Sing of Life: Revisioning Tagore’s Gitanjali
Priya Sarukkai Chabria
Westland, India; 180pp; Poetry
A reading of Tagore’s Gitanjali, both in English and Bangla is more often than not preceded by the aura that surrounds Tagore. As such one can’t but question the connection that modern day readers might form or not with the poet, especially given the fact that our reading of contemporary poetry is often devoid of both romanticism and Sufism, both of which we find Tagore so moulded in.
And so, when Priya Sarukkai, who attempts a revisioning of Tagore’s Gitanjali through her book Sing of Life- Revisioning Tagore’s Gitanjali says, without my being aware, while writing this book, Rabindranath Tagore silently transmutes to Gurudev, like a new moon growing full- you understand that here, there’s more than acknowledgement of a greater presence, this in fact is more of a subtle blending in, while finding her own voice in new poems.
Unlike other genres, in writing poetry, more often than not a poet doesn’t break out of one book into another. The transition is a probable smooth, even a certain lingering otherness that remains as if one were birthing a new child while cradling the other still. And so, in Sing of Life I find traces of the vast Sufism that encompasses the poet’s earlier translation of Bhakti poetry into the Baul mon as it were, that surrounds Tagore.
In the fine essay that precedes the actual poems, the poet reminds us that a great poem is one that often serves as a draft or raft for someone else’s poem.
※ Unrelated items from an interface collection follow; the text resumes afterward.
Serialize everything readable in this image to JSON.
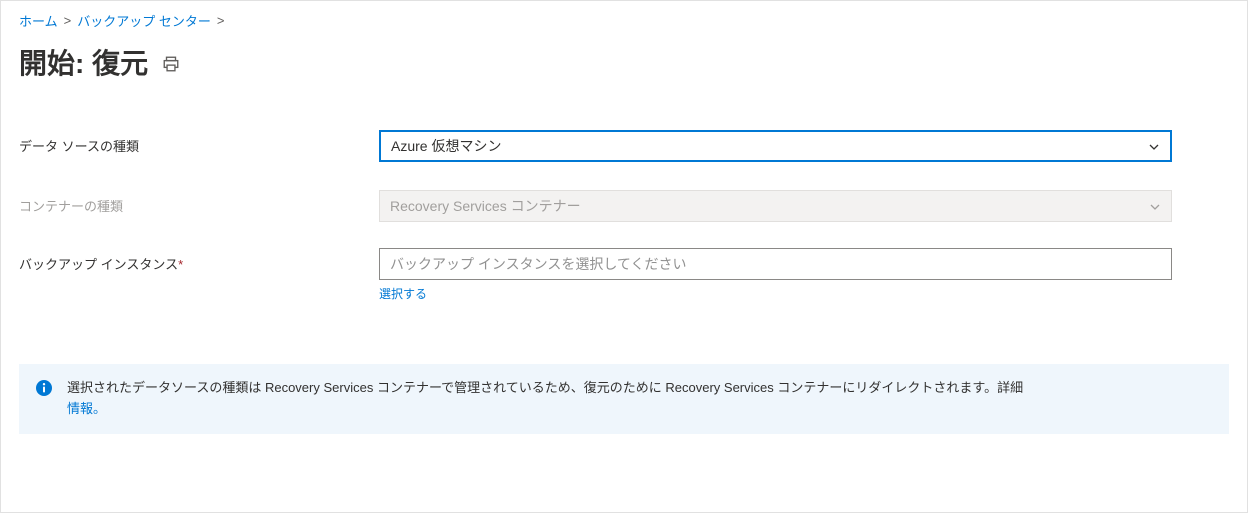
{
  "breadcrumb": {
    "home": "ホーム",
    "backup_center": "バックアップ センター"
  },
  "page_title": "開始: 復元",
  "form": {
    "datasource_type": {
      "label": "データ ソースの種類",
      "value": "Azure 仮想マシン"
    },
    "vault_type": {
      "label": "コンテナーの種類",
      "value": "Recovery Services コンテナー"
    },
    "backup_instance": {
      "label": "バックアップ インスタンス",
      "placeholder": "バックアップ インスタンスを選択してください",
      "help_link": "選択する"
    }
  },
  "info_banner": {
    "text": "選択されたデータソースの種類は Recovery Services コンテナーで管理されているため、復元のために Recovery Services コンテナーにリダイレクトされます。詳細",
    "link": "情報。"
  }
}
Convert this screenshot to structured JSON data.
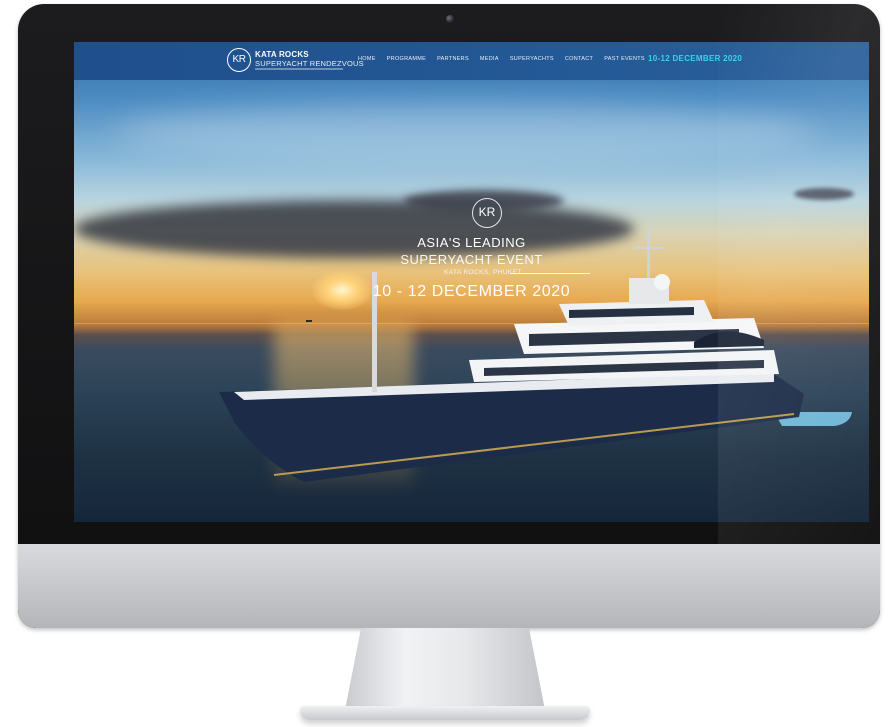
{
  "nav": {
    "logo_initials": "KR",
    "logo_line1": "KATA ROCKS",
    "logo_line2": "SUPERYACHT RENDEZVOUS",
    "items": [
      {
        "label": "HOME"
      },
      {
        "label": "PROGRAMME"
      },
      {
        "label": "PARTNERS"
      },
      {
        "label": "MEDIA"
      },
      {
        "label": "SUPERYACHTS"
      },
      {
        "label": "CONTACT"
      },
      {
        "label": "PAST EVENTS"
      }
    ],
    "date": "10-12 DECEMBER 2020"
  },
  "hero": {
    "badge_initials": "KR",
    "title_line1": "ASIA'S LEADING",
    "title_line2": "SUPERYACHT EVENT",
    "location": "KATA ROCKS, PHUKET",
    "date": "10 - 12 DECEMBER 2020"
  },
  "colors": {
    "navbar": "#1f4f8c",
    "accent_date": "#3fd0e6",
    "hull": "#1c2c48"
  },
  "icons": {
    "logo": "kr-monogram-circle",
    "camera": "webcam-dot"
  }
}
And that is precisely how she goes about it, often not with the precision of looking at a draft but more of a meandering into it, living it, feeling the music of the original and finding one’s own words as a consequence of that grand understanding-I stay with the thrall!
I came to sing
Taking from poem 13 in the Gitanjali which goes-
The song that I came to sing remains unsung to this day.
I have spent my days in stringing and in unstringing my instrument.
The time has not come true, the words have not been rightly set; only there is the agony of wishing in my heart.
In her essay, Priya reminds us of Tagore’s refrains, his repetitions- and it is this technique, along with her own unflowering to the scent of his poetry, wherein lies the beauty of her work. The mystique here is her own, unravel it how you will.